WORK REQUIRED: The entries should be restated word for word.
■ ■ ■ ■ ■ ■ ■
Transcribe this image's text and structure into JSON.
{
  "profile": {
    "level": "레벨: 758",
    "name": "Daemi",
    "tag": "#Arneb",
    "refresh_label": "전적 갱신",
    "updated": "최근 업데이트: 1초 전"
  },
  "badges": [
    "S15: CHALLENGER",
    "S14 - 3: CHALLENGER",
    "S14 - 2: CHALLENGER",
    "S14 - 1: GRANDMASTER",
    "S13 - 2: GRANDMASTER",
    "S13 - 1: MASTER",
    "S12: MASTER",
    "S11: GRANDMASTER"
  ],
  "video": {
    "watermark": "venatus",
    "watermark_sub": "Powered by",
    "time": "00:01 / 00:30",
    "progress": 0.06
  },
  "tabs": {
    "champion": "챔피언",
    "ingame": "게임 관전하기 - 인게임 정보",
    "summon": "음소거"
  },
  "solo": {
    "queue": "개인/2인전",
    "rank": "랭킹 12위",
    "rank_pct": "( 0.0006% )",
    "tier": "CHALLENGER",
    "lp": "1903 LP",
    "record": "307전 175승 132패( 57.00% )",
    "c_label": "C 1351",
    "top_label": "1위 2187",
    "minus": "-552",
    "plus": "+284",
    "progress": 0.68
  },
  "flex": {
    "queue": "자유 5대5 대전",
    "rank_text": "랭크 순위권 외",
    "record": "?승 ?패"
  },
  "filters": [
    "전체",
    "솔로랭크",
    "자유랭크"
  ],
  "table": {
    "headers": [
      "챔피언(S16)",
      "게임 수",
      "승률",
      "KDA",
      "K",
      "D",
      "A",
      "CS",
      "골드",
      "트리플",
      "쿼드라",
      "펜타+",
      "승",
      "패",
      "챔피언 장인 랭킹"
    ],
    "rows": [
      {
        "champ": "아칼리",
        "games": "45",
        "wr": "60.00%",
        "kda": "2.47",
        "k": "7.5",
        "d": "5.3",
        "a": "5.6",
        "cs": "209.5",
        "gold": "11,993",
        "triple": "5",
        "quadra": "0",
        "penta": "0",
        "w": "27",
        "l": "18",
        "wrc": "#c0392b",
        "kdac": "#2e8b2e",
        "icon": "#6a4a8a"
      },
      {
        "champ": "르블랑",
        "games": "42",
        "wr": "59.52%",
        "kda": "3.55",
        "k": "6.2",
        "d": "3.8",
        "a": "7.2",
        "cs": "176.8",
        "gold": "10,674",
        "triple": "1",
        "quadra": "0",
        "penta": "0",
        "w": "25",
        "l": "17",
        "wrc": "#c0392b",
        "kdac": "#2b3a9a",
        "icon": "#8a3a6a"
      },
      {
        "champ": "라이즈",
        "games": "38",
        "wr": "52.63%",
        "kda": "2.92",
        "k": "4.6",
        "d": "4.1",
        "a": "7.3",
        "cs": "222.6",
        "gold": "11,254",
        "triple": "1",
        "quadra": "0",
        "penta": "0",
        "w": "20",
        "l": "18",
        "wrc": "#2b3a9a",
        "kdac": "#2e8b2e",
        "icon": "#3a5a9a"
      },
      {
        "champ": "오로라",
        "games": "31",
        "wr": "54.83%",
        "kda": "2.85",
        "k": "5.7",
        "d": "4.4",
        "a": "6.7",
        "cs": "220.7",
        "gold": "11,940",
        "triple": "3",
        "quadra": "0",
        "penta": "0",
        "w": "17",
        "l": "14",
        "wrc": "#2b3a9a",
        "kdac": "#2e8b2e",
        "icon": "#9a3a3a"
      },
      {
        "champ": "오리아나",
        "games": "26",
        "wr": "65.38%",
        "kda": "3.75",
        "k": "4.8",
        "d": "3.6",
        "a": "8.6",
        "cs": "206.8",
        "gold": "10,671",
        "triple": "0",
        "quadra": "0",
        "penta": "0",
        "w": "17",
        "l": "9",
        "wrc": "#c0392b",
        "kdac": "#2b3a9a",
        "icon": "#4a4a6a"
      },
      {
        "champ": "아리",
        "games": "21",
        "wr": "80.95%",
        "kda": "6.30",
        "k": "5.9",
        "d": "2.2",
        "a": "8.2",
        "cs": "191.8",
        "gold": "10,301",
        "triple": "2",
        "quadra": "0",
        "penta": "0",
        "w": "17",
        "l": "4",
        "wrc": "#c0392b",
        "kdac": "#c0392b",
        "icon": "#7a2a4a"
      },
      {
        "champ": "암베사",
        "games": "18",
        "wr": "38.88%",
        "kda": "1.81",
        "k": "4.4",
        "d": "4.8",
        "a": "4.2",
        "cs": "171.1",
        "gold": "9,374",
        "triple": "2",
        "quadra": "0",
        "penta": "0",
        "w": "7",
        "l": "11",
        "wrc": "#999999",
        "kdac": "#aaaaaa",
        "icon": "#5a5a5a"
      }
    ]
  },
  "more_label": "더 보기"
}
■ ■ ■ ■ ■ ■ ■
OUTPUT OF THE TASK:
Transcribe this image's text and structure into JSON.
{
  "profile": {
    "level": "레벨: 758",
    "name": "Daemi",
    "tag": "#Arneb",
    "refresh_label": "전적 갱신",
    "updated": "최근 업데이트: 1초 전"
  },
  "badges": [
    "S15: CHALLENGER",
    "S14 - 3: CHALLENGER",
    "S14 - 2: CHALLENGER",
    "S14 - 1: GRANDMASTER",
    "S13 - 2: GRANDMASTER",
    "S13 - 1: MASTER",
    "S12: MASTER",
    "S11: GRANDMASTER"
  ],
  "video": {
    "watermark": "venatus",
    "watermark_sub": "Powered by",
    "time": "00:01 / 00:30",
    "progress": 0.06
  },
  "tabs": {
    "champion": "챔피언",
    "ingame": "게임 관전하기 - 인게임 정보",
    "summon": "음소거"
  },
  "solo": {
    "queue": "개인/2인전",
    "rank": "랭킹 12위",
    "rank_pct": "( 0.0006% )",
    "tier": "CHALLENGER",
    "lp": "1903 LP",
    "record": "307전 175승 132패( 57.00% )",
    "c_label": "C 1351",
    "top_label": "1위 2187",
    "minus": "-552",
    "plus": "+284",
    "progress": 0.68
  },
  "flex": {
    "queue": "자유 5대5 대전",
    "rank_text": "랭크 순위권 외",
    "record": "?승 ?패"
  },
  "filters": [
    "전체",
    "솔로랭크",
    "자유랭크"
  ],
  "table": {
    "headers": [
      "챔피언(S16)",
      "게임 수",
      "승률",
      "KDA",
      "K",
      "D",
      "A",
      "CS",
      "골드",
      "트리플",
      "쿼드라",
      "펜타+",
      "승",
      "패",
      "챔피언 장인 랭킹"
    ],
    "rows": [
      {
        "champ": "아칼리",
        "games": "45",
        "wr": "60.00%",
        "kda": "2.47",
        "k": "7.5",
        "d": "5.3",
        "a": "5.6",
        "cs": "209.5",
        "gold": "11,993",
        "triple": "5",
        "quadra": "0",
        "penta": "0",
        "w": "27",
        "l": "18",
        "wrc": "#c0392b",
        "kdac": "#2e8b2e",
        "icon": "#6a4a8a"
      },
      {
        "champ": "르블랑",
        "games": "42",
        "wr": "59.52%",
        "kda": "3.55",
        "k": "6.2",
        "d": "3.8",
        "a": "7.2",
        "cs": "176.8",
        "gold": "10,674",
        "triple": "1",
        "quadra": "0",
        "penta": "0",
        "w": "25",
        "l": "17",
        "wrc": "#c0392b",
        "kdac": "#2b3a9a",
        "icon": "#8a3a6a"
      },
      {
        "champ": "라이즈",
        "games": "38",
        "wr": "52.63%",
        "kda": "2.92",
        "k": "4.6",
        "d": "4.1",
        "a": "7.3",
        "cs": "222.6",
        "gold": "11,254",
        "triple": "1",
        "quadra": "0",
        "penta": "0",
        "w": "20",
        "l": "18",
        "wrc": "#2b3a9a",
        "kdac": "#2e8b2e",
        "icon": "#3a5a9a"
      },
      {
        "champ": "오로라",
        "games": "31",
        "wr": "54.83%",
        "kda": "2.85",
        "k": "5.7",
        "d": "4.4",
        "a": "6.7",
        "cs": "220.7",
        "gold": "11,940",
        "triple": "3",
        "quadra": "0",
        "penta": "0",
        "w": "17",
        "l": "14",
        "wrc": "#2b3a9a",
        "kdac": "#2e8b2e",
        "icon": "#9a3a3a"
      },
      {
        "champ": "오리아나",
        "games": "26",
        "wr": "65.38%",
        "kda": "3.75",
        "k": "4.8",
        "d": "3.6",
        "a": "8.6",
        "cs": "206.8",
        "gold": "10,671",
        "triple": "0",
        "quadra": "0",
        "penta": "0",
        "w": "17",
        "l": "9",
        "wrc": "#c0392b",
        "kdac": "#2b3a9a",
        "icon": "#4a4a6a"
      },
      {
        "champ": "아리",
        "games": "21",
        "wr": "80.95%",
        "kda": "6.30",
        "k": "5.9",
        "d": "2.2",
        "a": "8.2",
        "cs": "191.8",
        "gold": "10,301",
        "triple": "2",
        "quadra": "0",
        "penta": "0",
        "w": "17",
        "l": "4",
        "wrc": "#c0392b",
        "kdac": "#c0392b",
        "icon": "#7a2a4a"
      },
      {
        "champ": "암베사",
        "games": "18",
        "wr": "38.88%",
        "kda": "1.81",
        "k": "4.4",
        "d": "4.8",
        "a": "4.2",
        "cs": "171.1",
        "gold": "9,374",
        "triple": "2",
        "quadra": "0",
        "penta": "0",
        "w": "7",
        "l": "11",
        "wrc": "#999999",
        "kdac": "#aaaaaa",
        "icon": "#5a5a5a"
      }
    ]
  },
  "more_label": "더 보기"
}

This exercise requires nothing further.